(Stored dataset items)

>>>>

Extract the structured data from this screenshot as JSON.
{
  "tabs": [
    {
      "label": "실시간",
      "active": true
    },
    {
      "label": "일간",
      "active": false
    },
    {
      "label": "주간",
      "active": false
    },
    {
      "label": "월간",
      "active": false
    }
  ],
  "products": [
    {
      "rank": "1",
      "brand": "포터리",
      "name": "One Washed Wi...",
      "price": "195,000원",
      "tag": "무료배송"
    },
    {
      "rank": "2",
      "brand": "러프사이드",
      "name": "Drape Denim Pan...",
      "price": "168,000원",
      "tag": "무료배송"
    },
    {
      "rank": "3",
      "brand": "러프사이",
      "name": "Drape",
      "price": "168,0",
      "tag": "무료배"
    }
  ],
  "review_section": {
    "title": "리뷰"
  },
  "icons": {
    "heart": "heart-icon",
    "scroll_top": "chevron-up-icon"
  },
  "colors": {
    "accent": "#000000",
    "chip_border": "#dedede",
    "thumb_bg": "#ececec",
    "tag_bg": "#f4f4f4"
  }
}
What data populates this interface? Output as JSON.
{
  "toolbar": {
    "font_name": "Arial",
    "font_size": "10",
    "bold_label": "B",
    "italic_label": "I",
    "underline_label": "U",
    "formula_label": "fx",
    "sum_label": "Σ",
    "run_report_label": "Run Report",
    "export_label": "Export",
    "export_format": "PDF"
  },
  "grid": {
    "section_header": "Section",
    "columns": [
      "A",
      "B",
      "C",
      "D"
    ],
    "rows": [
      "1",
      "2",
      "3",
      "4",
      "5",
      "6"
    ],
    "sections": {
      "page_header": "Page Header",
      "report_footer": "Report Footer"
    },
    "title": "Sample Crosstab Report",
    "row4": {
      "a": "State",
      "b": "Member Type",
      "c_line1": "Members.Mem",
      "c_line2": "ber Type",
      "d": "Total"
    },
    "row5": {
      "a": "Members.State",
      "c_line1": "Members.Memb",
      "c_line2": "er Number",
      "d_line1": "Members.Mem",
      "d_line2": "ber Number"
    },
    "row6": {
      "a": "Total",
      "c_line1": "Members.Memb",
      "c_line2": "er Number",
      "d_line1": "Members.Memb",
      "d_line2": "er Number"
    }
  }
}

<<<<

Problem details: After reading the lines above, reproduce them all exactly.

Answer section:
Extract the structured data from this screenshot as JSON.
{
  "tabs": [
    {
      "label": "실시간",
      "active": true
    },
    {
      "label": "일간",
      "active": false
    },
    {
      "label": "주간",
      "active": false
    },
    {
      "label": "월간",
      "active": false
    }
  ],
  "products": [
    {
      "rank": "1",
      "brand": "포터리",
      "name": "One Washed Wi...",
      "price": "195,000원",
      "tag": "무료배송"
    },
    {
      "rank": "2",
      "brand": "러프사이드",
      "name": "Drape Denim Pan...",
      "price": "168,000원",
      "tag": "무료배송"
    },
    {
      "rank": "3",
      "brand": "러프사이",
      "name": "Drape",
      "price": "168,0",
      "tag": "무료배"
    }
  ],
  "review_section": {
    "title": "리뷰"
  },
  "icons": {
    "heart": "heart-icon",
    "scroll_top": "chevron-up-icon"
  },
  "colors": {
    "accent": "#000000",
    "chip_border": "#dedede",
    "thumb_bg": "#ececec",
    "tag_bg": "#f4f4f4"
  }
}
What data populates this interface? Output as JSON.
{
  "toolbar": {
    "font_name": "Arial",
    "font_size": "10",
    "bold_label": "B",
    "italic_label": "I",
    "underline_label": "U",
    "formula_label": "fx",
    "sum_label": "Σ",
    "run_report_label": "Run Report",
    "export_label": "Export",
    "export_format": "PDF"
  },
  "grid": {
    "section_header": "Section",
    "columns": [
      "A",
      "B",
      "C",
      "D"
    ],
    "rows": [
      "1",
      "2",
      "3",
      "4",
      "5",
      "6"
    ],
    "sections": {
      "page_header": "Page Header",
      "report_footer": "Report Footer"
    },
    "title": "Sample Crosstab Report",
    "row4": {
      "a": "State",
      "b": "Member Type",
      "c_line1": "Members.Mem",
      "c_line2": "ber Type",
      "d": "Total"
    },
    "row5": {
      "a": "Members.State",
      "c_line1": "Members.Memb",
      "c_line2": "er Number",
      "d_line1": "Members.Mem",
      "d_line2": "ber Number"
    },
    "row6": {
      "a": "Total",
      "c_line1": "Members.Memb",
      "c_line2": "er Number",
      "d_line1": "Members.Memb",
      "d_line2": "er Number"
    }
  }
}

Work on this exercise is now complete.